- WHAT YOU ARE ASKED TO DO: Reproduce the entries verbatim; no pictures.

- AVAILABLE RECORDS:
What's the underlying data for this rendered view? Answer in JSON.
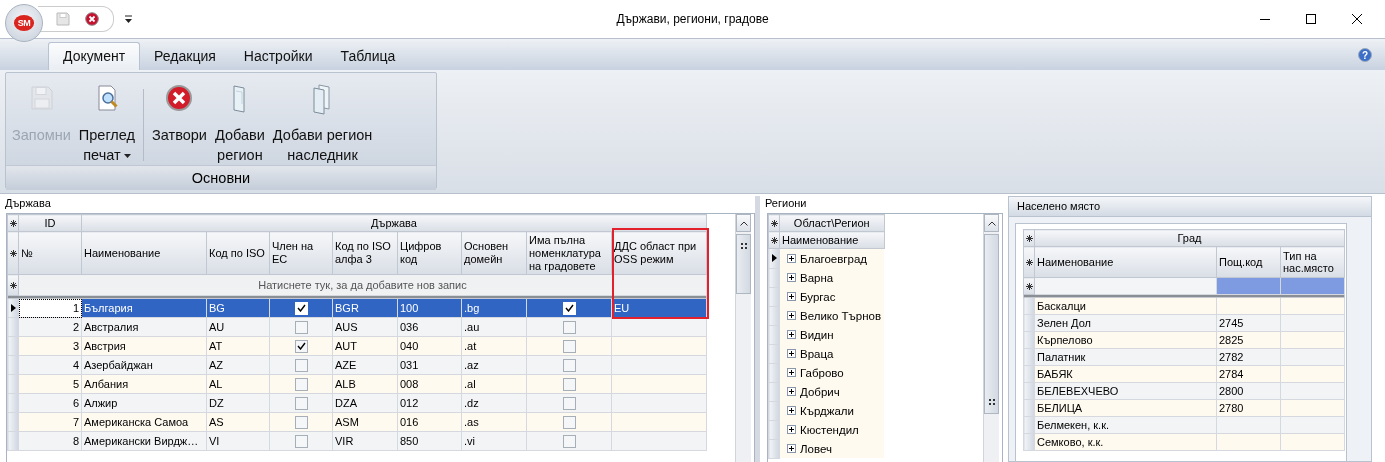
{
  "window": {
    "title": "Държави, региони, градове",
    "logo_text": "SM"
  },
  "tabs": [
    {
      "label": "Документ",
      "selected": true
    },
    {
      "label": "Редакция",
      "selected": false
    },
    {
      "label": "Настройки",
      "selected": false
    },
    {
      "label": "Таблица",
      "selected": false
    }
  ],
  "ribbon": {
    "group_label": "Основни",
    "buttons": [
      {
        "label": "Запомни",
        "disabled": true,
        "dropdown": false
      },
      {
        "label": "Преглед\nпечат",
        "disabled": false,
        "dropdown": true
      },
      {
        "label": "Затвори",
        "disabled": false,
        "dropdown": false
      },
      {
        "label": "Добави\nрегион",
        "disabled": false,
        "dropdown": false
      },
      {
        "label": "Добави регион\nнаследник",
        "disabled": false,
        "dropdown": false
      }
    ]
  },
  "country_panel": {
    "title": "Държава",
    "grid": {
      "band_headers": [
        "ID",
        "Държава"
      ],
      "columns": [
        {
          "label": "№",
          "kind": "number",
          "highlighted": false
        },
        {
          "label": "Наименование",
          "kind": "text",
          "highlighted": false
        },
        {
          "label": "Код по ISO",
          "kind": "text",
          "highlighted": false
        },
        {
          "label": "Член на ЕС",
          "kind": "check",
          "highlighted": false
        },
        {
          "label": "Код по ISO алфа 3",
          "kind": "text",
          "highlighted": false
        },
        {
          "label": "Цифров код",
          "kind": "text",
          "highlighted": false
        },
        {
          "label": "Основен домейн",
          "kind": "text",
          "highlighted": false
        },
        {
          "label": "Има пълна номенклатура на градовете",
          "kind": "check",
          "highlighted": false
        },
        {
          "label": "ДДС област при OSS режим",
          "kind": "text",
          "highlighted": true
        }
      ],
      "new_row_prompt": "Натиснете тук, за да добавите нов запис",
      "rows": [
        {
          "selected": true,
          "cells": [
            "1",
            "България",
            "BG",
            true,
            "BGR",
            "100",
            ".bg",
            true,
            "EU"
          ]
        },
        {
          "selected": false,
          "cells": [
            "2",
            "Австралия",
            "AU",
            false,
            "AUS",
            "036",
            ".au",
            false
          ]
        },
        {
          "selected": false,
          "cells": [
            "3",
            "Австрия",
            "AT",
            true,
            "AUT",
            "040",
            ".at",
            false
          ]
        },
        {
          "selected": false,
          "cells": [
            "4",
            "Азербайджан",
            "AZ",
            false,
            "AZE",
            "031",
            ".az",
            false
          ]
        },
        {
          "selected": false,
          "cells": [
            "5",
            "Албания",
            "AL",
            false,
            "ALB",
            "008",
            ".al",
            false
          ]
        },
        {
          "selected": false,
          "cells": [
            "6",
            "Алжир",
            "DZ",
            false,
            "DZA",
            "012",
            ".dz",
            false
          ]
        },
        {
          "selected": false,
          "cells": [
            "7",
            "Американска Самоа",
            "AS",
            false,
            "ASM",
            "016",
            ".as",
            false
          ]
        },
        {
          "selected": false,
          "cells": [
            "8",
            "Американски Вирдж…",
            "VI",
            false,
            "VIR",
            "850",
            ".vi",
            false
          ]
        }
      ]
    }
  },
  "region_panel": {
    "title": "Региони",
    "band_header": "Област\\Регион",
    "column": "Наименование",
    "items": [
      {
        "label": "Благоевград",
        "selected": true,
        "expanded": false
      },
      {
        "label": "Варна",
        "selected": false,
        "expanded": false
      },
      {
        "label": "Бургас",
        "selected": false,
        "expanded": false
      },
      {
        "label": "Велико Търнов",
        "selected": false,
        "expanded": false
      },
      {
        "label": "Видин",
        "selected": false,
        "expanded": false
      },
      {
        "label": "Враца",
        "selected": false,
        "expanded": false
      },
      {
        "label": "Габрово",
        "selected": false,
        "expanded": false
      },
      {
        "label": "Добрич",
        "selected": false,
        "expanded": false
      },
      {
        "label": "Кърджали",
        "selected": false,
        "expanded": false
      },
      {
        "label": "Кюстендил",
        "selected": false,
        "expanded": false
      },
      {
        "label": "Ловеч",
        "selected": false,
        "expanded": false
      }
    ]
  },
  "city_panel": {
    "title": "Населено място",
    "grid": {
      "band_header": "Град",
      "columns": [
        "Наименование",
        "Пощ.код",
        "Тип на нас.място"
      ],
      "rows": [
        [
          "Баскалци"
        ],
        [
          "Зелен Дол",
          "2745"
        ],
        [
          "Кърпелово",
          "2825"
        ],
        [
          "Палатник",
          "2782"
        ],
        [
          "БАБЯК",
          "2784"
        ],
        [
          "БЕЛЕВЕХЧЕВО",
          "2800"
        ],
        [
          "БЕЛИЦА",
          "2780"
        ],
        [
          "Белмекен, к.к."
        ],
        [
          "Семково, к.к."
        ]
      ]
    }
  },
  "help": {
    "text": "?"
  }
}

- THE COMPLETED TASK:
What's the underlying data for this rendered view? Answer in JSON.
{
  "window": {
    "title": "Държави, региони, градове",
    "logo_text": "SM"
  },
  "tabs": [
    {
      "label": "Документ",
      "selected": true
    },
    {
      "label": "Редакция",
      "selected": false
    },
    {
      "label": "Настройки",
      "selected": false
    },
    {
      "label": "Таблица",
      "selected": false
    }
  ],
  "ribbon": {
    "group_label": "Основни",
    "buttons": [
      {
        "label": "Запомни",
        "disabled": true,
        "dropdown": false
      },
      {
        "label": "Преглед\nпечат",
        "disabled": false,
        "dropdown": true
      },
      {
        "label": "Затвори",
        "disabled": false,
        "dropdown": false
      },
      {
        "label": "Добави\nрегион",
        "disabled": false,
        "dropdown": false
      },
      {
        "label": "Добави регион\nнаследник",
        "disabled": false,
        "dropdown": false
      }
    ]
  },
  "country_panel": {
    "title": "Държава",
    "grid": {
      "band_headers": [
        "ID",
        "Държава"
      ],
      "columns": [
        {
          "label": "№",
          "kind": "number",
          "highlighted": false
        },
        {
          "label": "Наименование",
          "kind": "text",
          "highlighted": false
        },
        {
          "label": "Код по ISO",
          "kind": "text",
          "highlighted": false
        },
        {
          "label": "Член на ЕС",
          "kind": "check",
          "highlighted": false
        },
        {
          "label": "Код по ISO алфа 3",
          "kind": "text",
          "highlighted": false
        },
        {
          "label": "Цифров код",
          "kind": "text",
          "highlighted": false
        },
        {
          "label": "Основен домейн",
          "kind": "text",
          "highlighted": false
        },
        {
          "label": "Има пълна номенклатура на градовете",
          "kind": "check",
          "highlighted": false
        },
        {
          "label": "ДДС област при OSS режим",
          "kind": "text",
          "highlighted": true
        }
      ],
      "new_row_prompt": "Натиснете тук, за да добавите нов запис",
      "rows": [
        {
          "selected": true,
          "cells": [
            "1",
            "България",
            "BG",
            true,
            "BGR",
            "100",
            ".bg",
            true,
            "EU"
          ]
        },
        {
          "selected": false,
          "cells": [
            "2",
            "Австралия",
            "AU",
            false,
            "AUS",
            "036",
            ".au",
            false
          ]
        },
        {
          "selected": false,
          "cells": [
            "3",
            "Австрия",
            "AT",
            true,
            "AUT",
            "040",
            ".at",
            false
          ]
        },
        {
          "selected": false,
          "cells": [
            "4",
            "Азербайджан",
            "AZ",
            false,
            "AZE",
            "031",
            ".az",
            false
          ]
        },
        {
          "selected": false,
          "cells": [
            "5",
            "Албания",
            "AL",
            false,
            "ALB",
            "008",
            ".al",
            false
          ]
        },
        {
          "selected": false,
          "cells": [
            "6",
            "Алжир",
            "DZ",
            false,
            "DZA",
            "012",
            ".dz",
            false
          ]
        },
        {
          "selected": false,
          "cells": [
            "7",
            "Американска Самоа",
            "AS",
            false,
            "ASM",
            "016",
            ".as",
            false
          ]
        },
        {
          "selected": false,
          "cells": [
            "8",
            "Американски Вирдж…",
            "VI",
            false,
            "VIR",
            "850",
            ".vi",
            false
          ]
        }
      ]
    }
  },
  "region_panel": {
    "title": "Региони",
    "band_header": "Област\\Регион",
    "column": "Наименование",
    "items": [
      {
        "label": "Благоевград",
        "selected": true,
        "expanded": false
      },
      {
        "label": "Варна",
        "selected": false,
        "expanded": false
      },
      {
        "label": "Бургас",
        "selected": false,
        "expanded": false
      },
      {
        "label": "Велико Търнов",
        "selected": false,
        "expanded": false
      },
      {
        "label": "Видин",
        "selected": false,
        "expanded": false
      },
      {
        "label": "Враца",
        "selected": false,
        "expanded": false
      },
      {
        "label": "Габрово",
        "selected": false,
        "expanded": false
      },
      {
        "label": "Добрич",
        "selected": false,
        "expanded": false
      },
      {
        "label": "Кърджали",
        "selected": false,
        "expanded": false
      },
      {
        "label": "Кюстендил",
        "selected": false,
        "expanded": false
      },
      {
        "label": "Ловеч",
        "selected": false,
        "expanded": false
      }
    ]
  },
  "city_panel": {
    "title": "Населено място",
    "grid": {
      "band_header": "Град",
      "columns": [
        "Наименование",
        "Пощ.код",
        "Тип на нас.място"
      ],
      "rows": [
        [
          "Баскалци"
        ],
        [
          "Зелен Дол",
          "2745"
        ],
        [
          "Кърпелово",
          "2825"
        ],
        [
          "Палатник",
          "2782"
        ],
        [
          "БАБЯК",
          "2784"
        ],
        [
          "БЕЛЕВЕХЧЕВО",
          "2800"
        ],
        [
          "БЕЛИЦА",
          "2780"
        ],
        [
          "Белмекен, к.к."
        ],
        [
          "Семково, к.к."
        ]
      ]
    }
  },
  "help": {
    "text": "?"
  }
}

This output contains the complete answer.